By late morning, some were still molting, splitting open the back of their nymphal shells and squeezing out, leaving the husk stuck to its perch. Then they unfurled their wings, waiting for several hours on a leaf or a tree trunk before attempting flight.

As they paused, their exoskeletons darkened from off-white to black. The veins in their wings turned amber. Their eyes stayed red.

For these early risers, the open-air world was filled with danger. Some nymphs died under the wheels of passing cars. Others met their end between the jaws of a squirrel. The adults that took flight frequently caught the eye of birds that were faster, more agile and hungry.

As a species, the main survival tactic of the periodical cicada is to satisfy the hunger of predators by appearing in huge numbers. Even if many are eaten, goes the theory of predatory satiation, many will live to procreate.

As with many theories, the practice isn't so neat and tidy. Yesterday, the sparrows and other birds of Chevy Chase Parkway acted as if they had won free admission to an all-you-can-eat breakfast, snacking on cicadas with abandon. Late in the morning, things got sort of nasty.
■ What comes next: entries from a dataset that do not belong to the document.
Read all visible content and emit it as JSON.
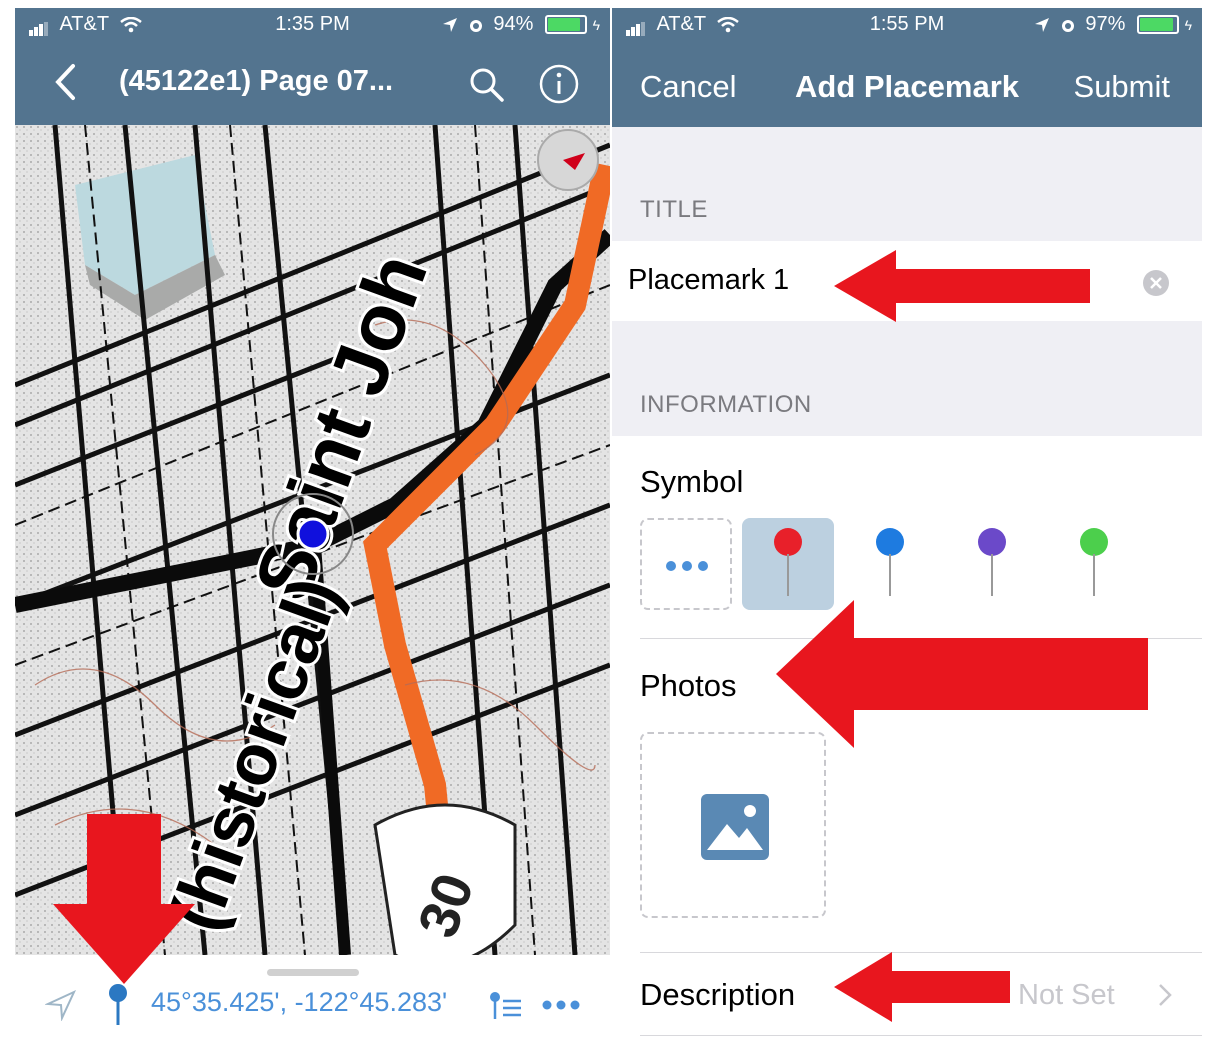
{
  "left_phone": {
    "status_bar": {
      "carrier": "AT&T",
      "time": "1:35 PM",
      "battery": "94%",
      "battery_level": 0.94
    },
    "nav": {
      "title": "(45122e1) Page 07..."
    },
    "map": {
      "road_label": "Saint Joh",
      "historical_label": "(historical)",
      "route_shield": "30"
    },
    "bottom_bar": {
      "coordinates": "45°35.425', -122°45.283'"
    }
  },
  "right_phone": {
    "status_bar": {
      "carrier": "AT&T",
      "time": "1:55 PM",
      "battery": "97%",
      "battery_level": 0.97
    },
    "nav": {
      "cancel": "Cancel",
      "title": "Add Placemark",
      "submit": "Submit"
    },
    "title_section": {
      "header": "TITLE",
      "value": "Placemark 1"
    },
    "information_section": {
      "header": "INFORMATION",
      "symbol_label": "Symbol",
      "symbols": [
        {
          "name": "more",
          "color": "#4a90d9"
        },
        {
          "name": "red-pin",
          "color": "#e8202a",
          "selected": true
        },
        {
          "name": "blue-pin",
          "color": "#1e7be0"
        },
        {
          "name": "purple-pin",
          "color": "#6b49c9"
        },
        {
          "name": "green-pin",
          "color": "#4ccf4c"
        }
      ],
      "photos_label": "Photos",
      "description_label": "Description",
      "description_value": "Not Set"
    }
  },
  "colors": {
    "nav": "#53748f",
    "accent": "#4a90d9",
    "arrow": "#e8161e",
    "route": "#f06a25"
  }
}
As one cicada took what might have been its maiden flight, a bird swooped down and knocked it to the street. The bird quickly took off the insect's wings with tearing jabs of its beak -- a step that usually precedes consumption. Suddenly the bird flew away, perhaps because it had already eaten its fill, leaving the cicada to hop around on the asphalt. About thirty minutes later, another bird landed and gobbled up the insect.

Very few pedestrians appeared on Chevy Chase Parkway yesterday, and those who did were surprised at the sight of a little bush, about four feet tall, that grows next to an oak several stories high. The bush was festooned with scores of cicada husks -- brown, translucent shells that look remarkably intact considering they are empty. Atop the leaves of the bush, more than a dozen adult cicadas basked in the sun.
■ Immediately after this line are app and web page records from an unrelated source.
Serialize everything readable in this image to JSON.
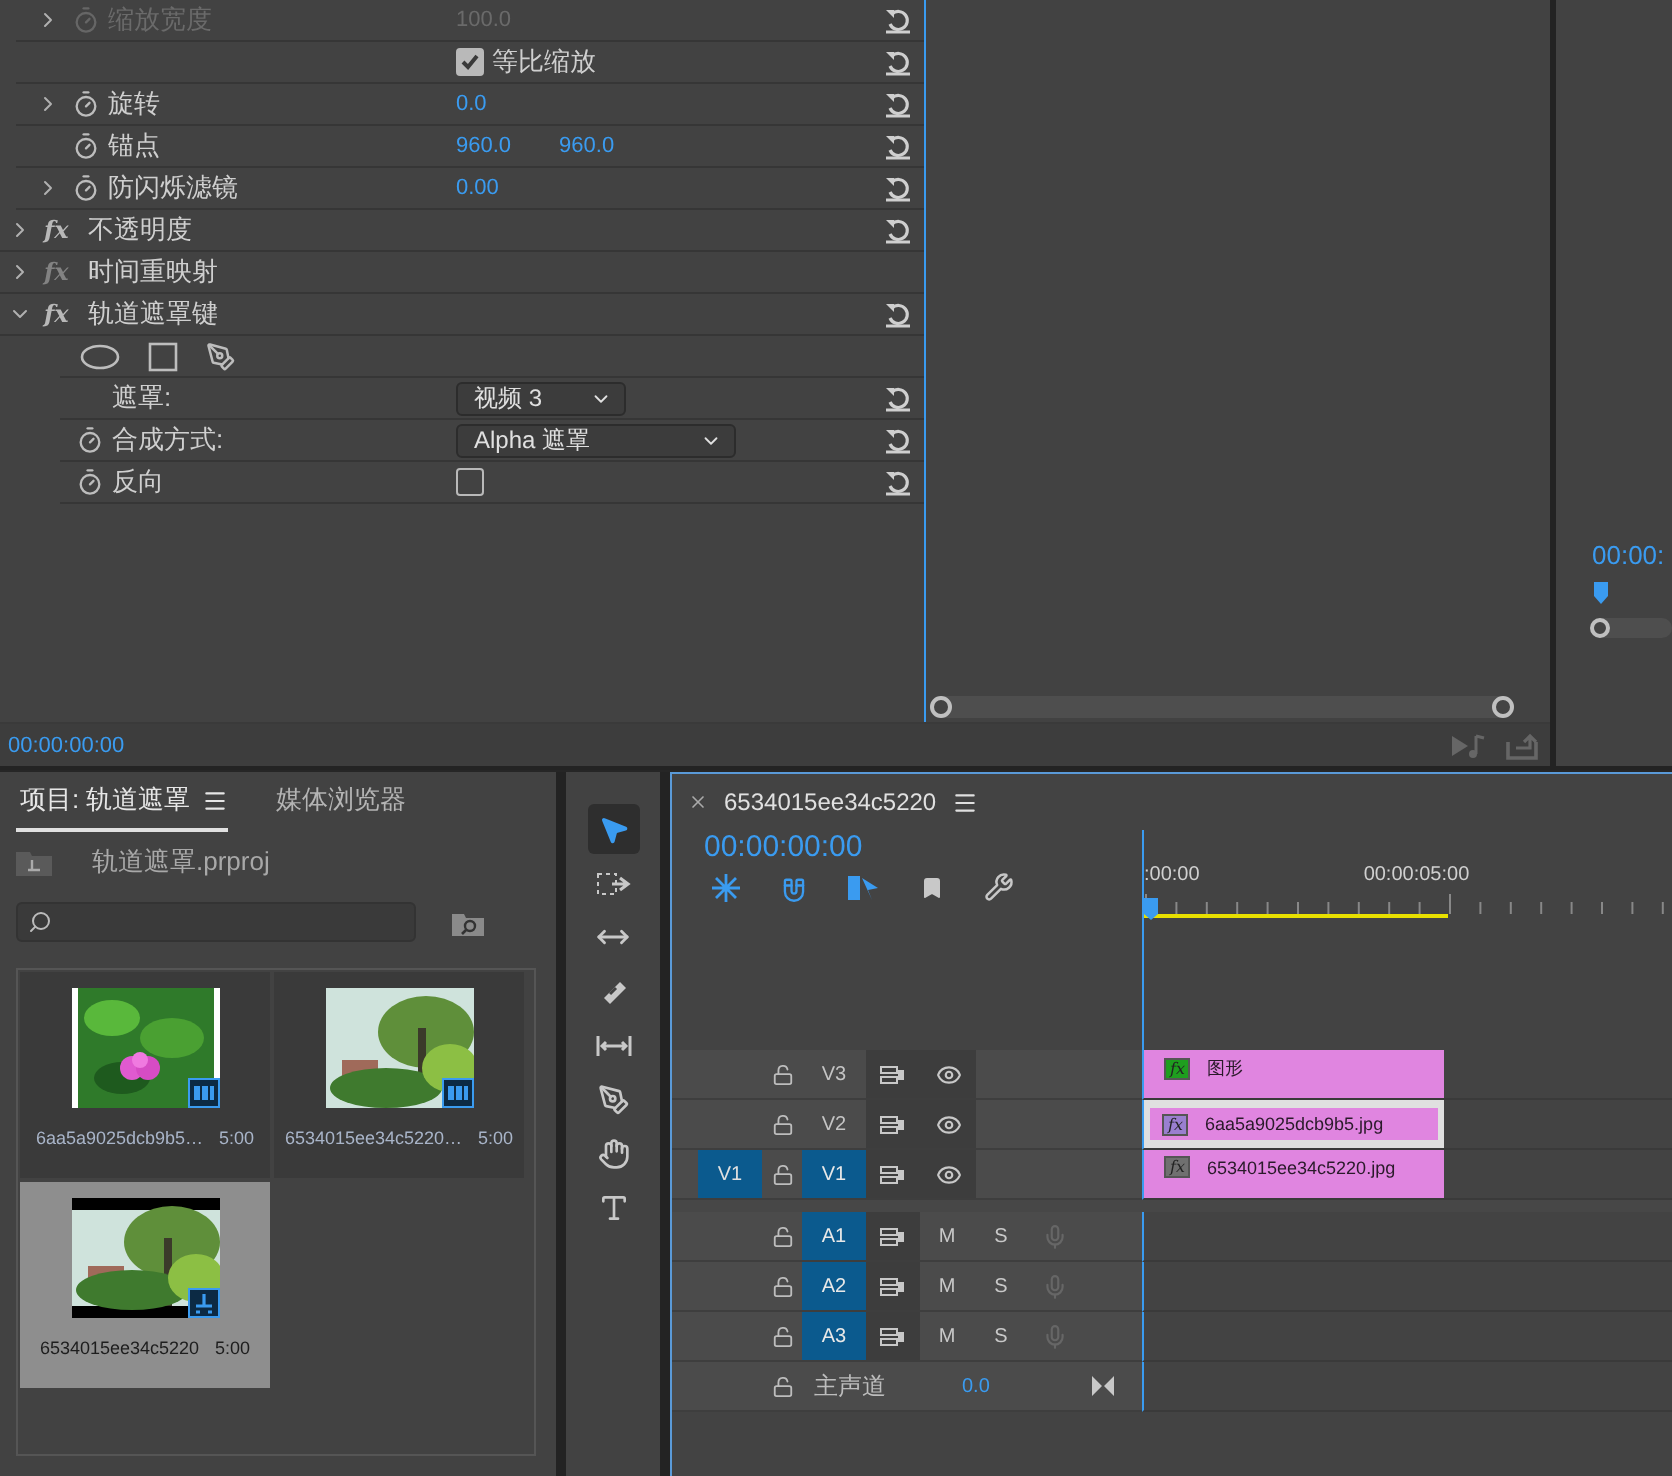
{
  "effect_controls": {
    "rows": [
      {
        "kind": "param",
        "label": "缩放宽度",
        "values": [
          "100.0"
        ],
        "expandable": true,
        "disabled": true,
        "reset": true
      },
      {
        "kind": "checkbox",
        "label": "等比缩放",
        "checked": true,
        "reset": true
      },
      {
        "kind": "param",
        "label": "旋转",
        "values": [
          "0.0"
        ],
        "expandable": true,
        "disabled": false,
        "reset": true
      },
      {
        "kind": "param",
        "label": "锚点",
        "values": [
          "960.0",
          "960.0"
        ],
        "expandable": false,
        "disabled": false,
        "reset": true
      },
      {
        "kind": "param",
        "label": "防闪烁滤镜",
        "values": [
          "0.00"
        ],
        "expandable": true,
        "disabled": false,
        "reset": true
      },
      {
        "kind": "effect",
        "badge": "fx",
        "label": "不透明度",
        "expanded": false,
        "enabled": true,
        "reset": true
      },
      {
        "kind": "effect",
        "badge": "fx",
        "label": "时间重映射",
        "expanded": false,
        "enabled": false,
        "reset": false
      },
      {
        "kind": "effect",
        "badge": "fx",
        "label": "轨道遮罩键",
        "expanded": true,
        "enabled": true,
        "reset": true
      },
      {
        "kind": "shapes",
        "reset": false
      },
      {
        "kind": "dropdown",
        "label": "遮罩:",
        "value": "视频 3",
        "stopwatch": false,
        "wide": false,
        "reset": true
      },
      {
        "kind": "dropdown",
        "label": "合成方式:",
        "value": "Alpha 遮罩",
        "stopwatch": true,
        "wide": true,
        "reset": true
      },
      {
        "kind": "toggle",
        "label": "反向",
        "checked": false,
        "reset": true
      }
    ],
    "timecode": "00:00:00:00"
  },
  "program_monitor": {
    "timecode": "00:00:"
  },
  "project": {
    "tabs": [
      {
        "label": "项目: 轨道遮罩",
        "selected": true,
        "menu": true
      },
      {
        "label": "媒体浏览器",
        "selected": false,
        "menu": false
      }
    ],
    "file": "轨道遮罩.prproj",
    "items": [
      {
        "name": "6aa5a9025dcb9b5…",
        "duration": "5:00",
        "kind": "clip",
        "selected": false
      },
      {
        "name": "6534015ee34c5220…",
        "duration": "5:00",
        "kind": "clip",
        "selected": false
      },
      {
        "name": "6534015ee34c5220",
        "duration": "5:00",
        "kind": "sequence",
        "selected": true
      }
    ]
  },
  "tools": [
    {
      "kind": "select",
      "selected": true
    },
    {
      "kind": "track_select",
      "selected": false
    },
    {
      "kind": "ripple",
      "selected": false
    },
    {
      "kind": "razor",
      "selected": false
    },
    {
      "kind": "slip",
      "selected": false
    },
    {
      "kind": "pen",
      "selected": false
    },
    {
      "kind": "hand",
      "selected": false
    },
    {
      "kind": "type",
      "selected": false
    }
  ],
  "timeline": {
    "tab": "6534015ee34c5220",
    "timecode": "00:00:00:00",
    "ruler": [
      ":00:00",
      "00:00:05:00"
    ],
    "video_tracks": [
      {
        "label": "V3",
        "targeted": false,
        "clip": {
          "name": "图形",
          "badge": "fx",
          "color": "#1e9e1e",
          "selected": false
        }
      },
      {
        "label": "V2",
        "targeted": false,
        "clip": {
          "name": "6aa5a9025dcb9b5.jpg",
          "badge": "fx",
          "color": "#9a7fd0",
          "selected": true
        }
      },
      {
        "label": "V1",
        "targeted": true,
        "source": "V1",
        "clip": {
          "name": "6534015ee34c5220.jpg",
          "badge": "fx",
          "color": "#707070",
          "selected": false
        }
      }
    ],
    "audio_tracks": [
      {
        "label": "A1",
        "targeted": true,
        "mute": "M",
        "solo": "S"
      },
      {
        "label": "A2",
        "targeted": true,
        "mute": "M",
        "solo": "S"
      },
      {
        "label": "A3",
        "targeted": true,
        "mute": "M",
        "solo": "S"
      }
    ],
    "master": {
      "label": "主声道",
      "value": "0.0"
    }
  }
}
"Oh my gosh," marveled Elizabeth Arrott, who lives around the corner. "There are an awful lot of them."

"Wow," said Pam Joos, 35, showing the bush to her young daughter, Kate, "there is a whole bunch." Kate raised an arm into the air.
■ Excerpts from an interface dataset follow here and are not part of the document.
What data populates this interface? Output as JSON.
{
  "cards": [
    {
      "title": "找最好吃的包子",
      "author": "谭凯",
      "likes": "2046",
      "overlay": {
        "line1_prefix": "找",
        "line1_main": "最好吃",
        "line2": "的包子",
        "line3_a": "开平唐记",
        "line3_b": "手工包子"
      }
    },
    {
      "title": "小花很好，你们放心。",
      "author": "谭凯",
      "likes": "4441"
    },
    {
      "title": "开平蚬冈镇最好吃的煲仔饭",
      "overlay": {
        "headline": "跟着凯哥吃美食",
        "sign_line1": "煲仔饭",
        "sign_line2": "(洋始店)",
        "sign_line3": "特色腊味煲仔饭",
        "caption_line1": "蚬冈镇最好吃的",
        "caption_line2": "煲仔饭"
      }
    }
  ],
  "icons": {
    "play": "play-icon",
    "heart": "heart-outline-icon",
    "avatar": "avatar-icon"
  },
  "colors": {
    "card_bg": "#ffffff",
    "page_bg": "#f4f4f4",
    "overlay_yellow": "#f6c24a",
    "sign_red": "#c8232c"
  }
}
Over the telephone, amateur naturalist John Zyla was eating his heart out. He has been planning to track this year's emergence of Brood X -- the X stands for 10 under a system for naming 17-year and 13-year cicada broods devised by a federal bureaucrat -- but a business trip for his day job is taking him away from the region this week.

"This is driving me crazy," he said, listening to a description of the cicadas soaking up the sunshine. "I wish I was there."

A brood of 17-year cicadas emerges in the eastern United States nearly every summer, and Brood X is the largest, ranging across 15 states from New York to Missouri and as far south as Georgia.

In Cincinnati, another urban hub of Brood X's multi-state patch, entomologist Gene Kritsky reported yesterday that there was "nothing heavy yet." Scattered cicadas have emerged but not on the order of Michael Raupp's hundreds-per-tree observation.

"We need a big rain," Kritsky said. "That really does a lot to soften up the clay soil."

Raupp, like a surfer who has caught a wave, wasn't sounding at all anxious, calling a reporter early yesterday to announce, "They're up, dude." And they just keep coming. "We're expecting this to be another wicked night tonight."

On the Cicada Mania site, residents of the District, Northern Virginia and Silver Spring posted messages with sightings of the emergence. "Rose," of Rockville, wrote to say she watched them all day yesterday.

"They are crawling all over my hostas, daylilies and shrubs as well as up the brick facing of my townhouse, all around the door," she wrote, "which is a little freaky. I'm both horrified and fascinated!"

"Dona," of Bethesda, had posted earlier messages voicing the concern that no cicadas would grace her yard.

"I have two cicadas in my yard right now," she wrote yesterday. "One is still drying one wing, and the other just flew off. Last night after my angst at not seeing any holes, I found one adult in the front yard. Yes, I am happy."

A molting cicada leaves its split shell behind.A sparrow homes in on a slower-moving cicada. Emergence of the bugs offers birds a delectable smorgasbord.Predators abound for the newly molted cicadas: birds, squirrels, even cars.